|Da beast (with socks...our host was very proud of the socks...)|
Our task was to fill in the gaps: we had to bake some artisan bread, some focaccia bread, some starters, the cranberries chutney, a sweet potato side dish and a pumpkin cheesecake pie. The idea was to have a traditional American menu, although the only American attending the evening was Charlie Brown (my not yet 5-month old son), who really doesn't care about any food outside his bottle. Everybody else was Italian...My impression is that we made a pretty decent job in maintaining the American cooking spirit, with the turkey and the traditional sides and stuffing. Our only Italian variations were in the appetizers (fried bread with either chicken liver pate' or a mushroom sauce), and in the breads. For the rest we tried to keep it real.
|The Turkey, the spread, the plate...|
Surprisingly, my sweet potato, brown sugar & pecan crusted casserole was a hit. Let me explain for the non-Americans here. Traditionally on Thanksgiving, many Americans eat a sweet potato side dish with marshmallows on top. I ate it once, many years ago, when an American living in Brussels had us over for what was my first Thanksgiving dinner. And I loved it. I love sweet potatoes, and I love to eat meat with sweet sauces and sweet side dishes. But when I proposed to have something similar for our Thanksgiving dinner, the idea wasn't exactly welcomed. Whereas our host was too polite to tell me to go to hell, my mother wasn't (my family visited for Thanksgiving, in the purest American spirit). So I turned to another recipe, from the New York Times cookbook, which I adapted to make it less sweet, and to give it some heat with the right amount of paprika.
|Sweet potato, brown sugar and pecan casserole...with a kick|
I expected the dish to remain almost untouched at dinner: even if less sweet than the version with marshmallows, this thing had a lot of brown sugar in it...But I was very wrong: we almost finished it!
The cranberry chutney came out also very good, but there we really had to deviate a lot from the original recipe (taken again from the New York Times cookbook, which has become my go-to cookbook for US food). I had never had cranberries, and let me tell you, they are nasty little berries. They are as sour as taxes, and they need a lot of sweetness to be edible. Good thing is that we realized this in mid-course, and we were able to adjust things, and it turned out very well.

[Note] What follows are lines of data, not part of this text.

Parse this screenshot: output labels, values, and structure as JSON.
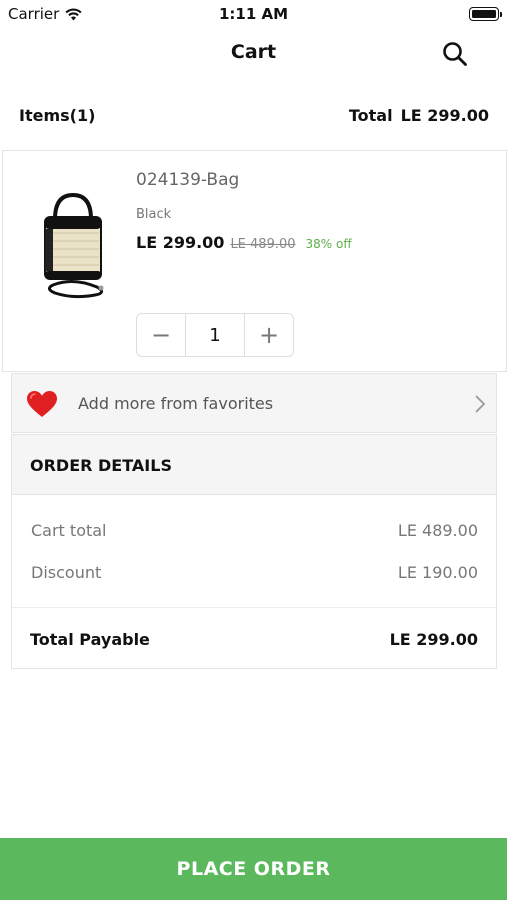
{
  "status_bar": {
    "carrier": "Carrier",
    "time": "1:11 AM"
  },
  "nav": {
    "title": "Cart",
    "search_icon": "search-icon"
  },
  "summary": {
    "items_label": "Items(1)",
    "total_label": "Total",
    "total_value": "LE 299.00"
  },
  "product": {
    "name": "024139-Bag",
    "color": "Black",
    "price": "LE 299.00",
    "old_price": "LE 489.00",
    "discount": "38% off",
    "quantity": "1",
    "minus_label": "−",
    "plus_label": "+"
  },
  "favorites": {
    "label": "Add more from favorites",
    "icon": "heart-icon",
    "heart_color": "#e02020"
  },
  "order_details": {
    "title": "ORDER DETAILS",
    "cart_total_label": "Cart total",
    "cart_total_value": "LE 489.00",
    "discount_label": "Discount",
    "discount_value": "LE 190.00",
    "payable_label": "Total Payable",
    "payable_value": "LE 299.00"
  },
  "footer": {
    "place_order_label": "PLACE ORDER",
    "button_color": "#5cb85c"
  },
  "colors": {
    "discount_green": "#5bb04a"
  }
}
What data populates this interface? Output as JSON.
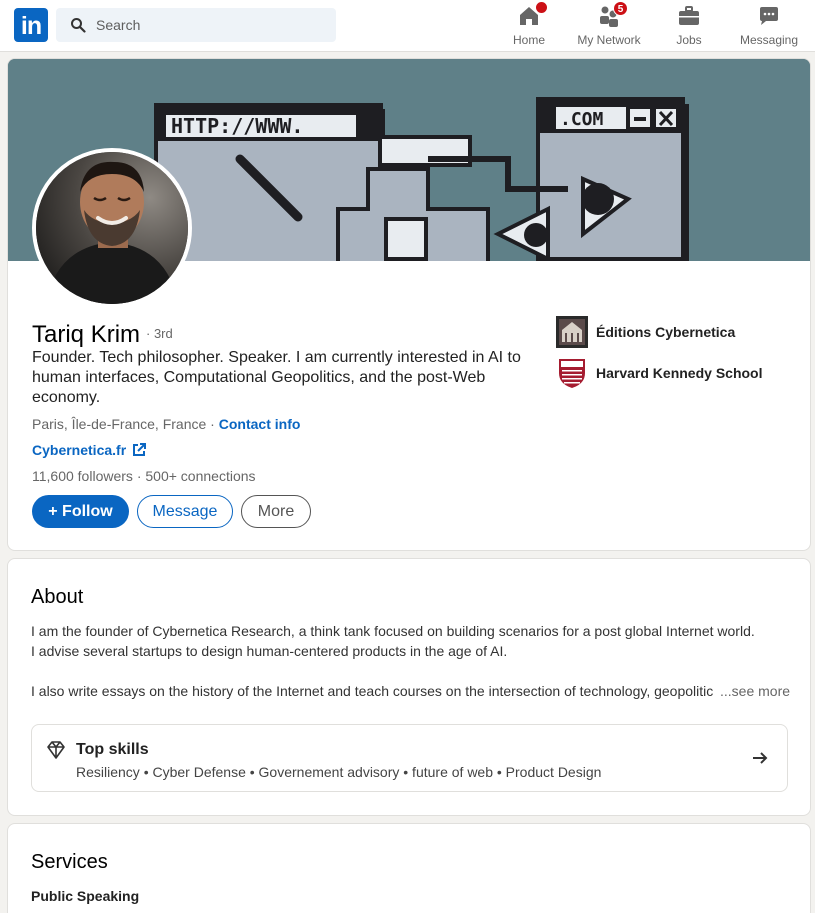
{
  "nav": {
    "logo_text": "in",
    "search_placeholder": "Search",
    "items": [
      {
        "label": "Home",
        "icon": "home-icon"
      },
      {
        "label": "My Network",
        "icon": "network-icon",
        "badge": "5"
      },
      {
        "label": "Jobs",
        "icon": "briefcase-icon"
      },
      {
        "label": "Messaging",
        "icon": "chat-icon"
      }
    ]
  },
  "profile": {
    "banner_text": {
      "url": "HTTP://WWW.",
      "com": ".COM"
    },
    "name": "Tariq Krim",
    "degree": "· 3rd",
    "headline": "Founder. Tech philosopher. Speaker. I am currently interested in AI to human interfaces, Computational Geopolitics, and the post-Web economy.",
    "location": "Paris, Île-de-France, France",
    "location_sep": " · ",
    "contact_label": "Contact info",
    "website": "Cybernetica.fr",
    "followers": "11,600 followers",
    "connections": "500+ connections",
    "follow_label": "+ Follow",
    "message_label": "Message",
    "more_label": "More",
    "orgs": [
      {
        "name": "Éditions Cybernetica"
      },
      {
        "name": "Harvard Kennedy School"
      }
    ]
  },
  "about": {
    "title": "About",
    "lines": [
      "I am the founder of Cybernetica Research, a think tank focused on building scenarios for a post global Internet world.",
      "I advise several startups to design human-centered products in the age of AI.",
      "I also write essays on the history of the Internet and teach courses on the intersection of technology, geopolitic"
    ],
    "see_more": "...see more",
    "top_skills_title": "Top skills",
    "top_skills": "Resiliency • Cyber Defense • Governement advisory • future of web • Product Design"
  },
  "services": {
    "title": "Services",
    "first_item": "Public Speaking"
  },
  "colors": {
    "brand": "#0a66c2",
    "badge": "#cc1016",
    "banner": "#5f8088"
  }
}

|The cranberry chutney: cranberries are evil.|
And now Christmas is fast approaching...we will spend it here for the first time, and I am already thinking about the menu...